Her memory warps her past so that any hospital visit she’s had in the last years actually happened last week, and the highlight of her week almost always includes the sermon on Sunday, no matter who stands in the pulpit or what they say.
But it’s more than that. For her birthday a few years ago, we went out to eat at Golden Corral, that bastion of American excess. As we pile-drived mounds of mashed potatoes and swirled ice cream two feet high on cake cones, my dad asked Aunt Jackie what she did for her birthday earlier in the week. She told us about a dinner with her sister (my grandma) and brother-in-law (my grandpa). And her favorite moment of the dinner?
“When Bob prayed.”
Or Christmas day. Any Christmas day, really, not necessarily this year. We’re all gathered in my grandparents’ living room, and Grandpa hands out a litany he wrote to prayerfully enter into the festivities. Aunt Jackie’s assigned reading is Luke 2, and she reads through the passage at a lightning pace and she’s crying. The litany ends and we sing a few carols. Aunt Jackie sings the loudest and there’s a kind of hope pulling at the corner of her voice that makes you think that everything, all of it, is true.
Sometimes when we’re together, Aunt Jackie is asked to pray. I don’t remember a prayer where her voice doesn’t crack when she says the name “Jesus.” Always when we’re together, there’s a small pause in conversation, and Aunt Jackie looks at someone and says, “I love you.” This year, as she climbed out of a recliner, hips failing and feet shuffling, she looked at her mother (my great-grandmother) and said “Can I have a hug? I love you.”
Aunt Jackie loves so much. She loves our dog Rocket (“I love his fur; it’s so soft!”), dolls, trips to the hospital (“I went to the hospital! I had pneumonia!”), sermons, pastors, deacons, prayers, chocolates, coffee, her sister. She loves little things in big ways. She loves God. She reads her Bible, prays, sings.
I don’t love anything or anyone the way Aunt Jackie loves. She loves with precision and specificity, with faithfulness, power, pain, strength, hope, and eagerness. She loves full-bore.
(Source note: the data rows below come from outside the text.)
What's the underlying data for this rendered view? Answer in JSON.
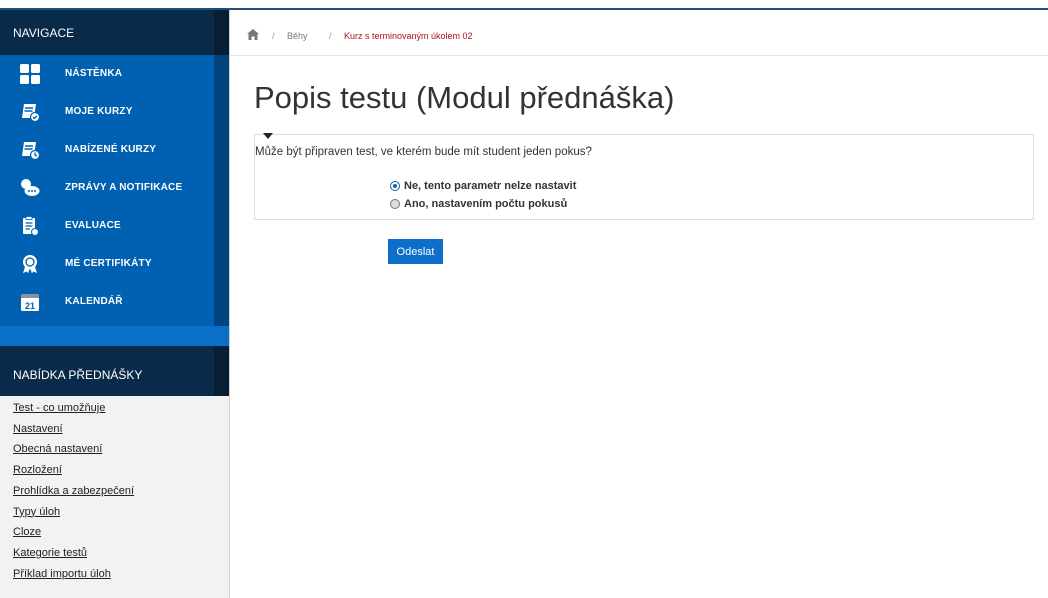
{
  "sidebar": {
    "nav_title": "NAVIGACE",
    "items": [
      {
        "label": "NÁSTĚNKA",
        "icon": "dashboard-icon"
      },
      {
        "label": "MOJE KURZY",
        "icon": "my-courses-icon"
      },
      {
        "label": "NABÍZENÉ KURZY",
        "icon": "offered-courses-icon"
      },
      {
        "label": "ZPRÁVY A NOTIFIKACE",
        "icon": "messages-icon"
      },
      {
        "label": "EVALUACE",
        "icon": "evaluation-icon"
      },
      {
        "label": "MÉ CERTIFIKÁTY",
        "icon": "certificate-icon"
      },
      {
        "label": "KALENDÁŘ",
        "icon": "calendar-icon",
        "day": "21"
      }
    ],
    "menu_title": "NABÍDKA PŘEDNÁŠKY",
    "links": [
      "Test - co umožňuje",
      "Nastavení",
      "Obecná nastavení",
      "Rozložení",
      "Prohlídka a zabezpečení",
      "Typy úloh",
      "Cloze",
      "Kategorie testů",
      "Příklad importu úloh"
    ]
  },
  "breadcrumb": {
    "home_icon": "home-icon",
    "sep": "/",
    "item1": "Běhy",
    "item2": "Kurz s terminovaným úkolem 02"
  },
  "main": {
    "title": "Popis testu (Modul přednáška)",
    "question": "Může být připraven test, ve kterém bude mít  student jeden pokus?",
    "options": [
      {
        "label": "Ne, tento parametr nelze nastavit",
        "selected": true
      },
      {
        "label": "Ano, nastavením počtu pokusů",
        "selected": false
      }
    ],
    "submit_label": "Odeslat"
  },
  "colors": {
    "nav_blue": "#0060b1",
    "nav_dark": "#0a2a4a",
    "button": "#0d6fca",
    "breadcrumb_link": "#b01020"
  }
}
There are a lot of things in this world that go unnoticed, and they slip silently away. I’m writing this because Aunt Jackie lets nothing slip away; the world is all right in front of her, full and bright. I’m writing this because I can’t let Aunt Jackie slip away, not even for a moment. She teaches me how to see the world and live in it. She teaches me how to love.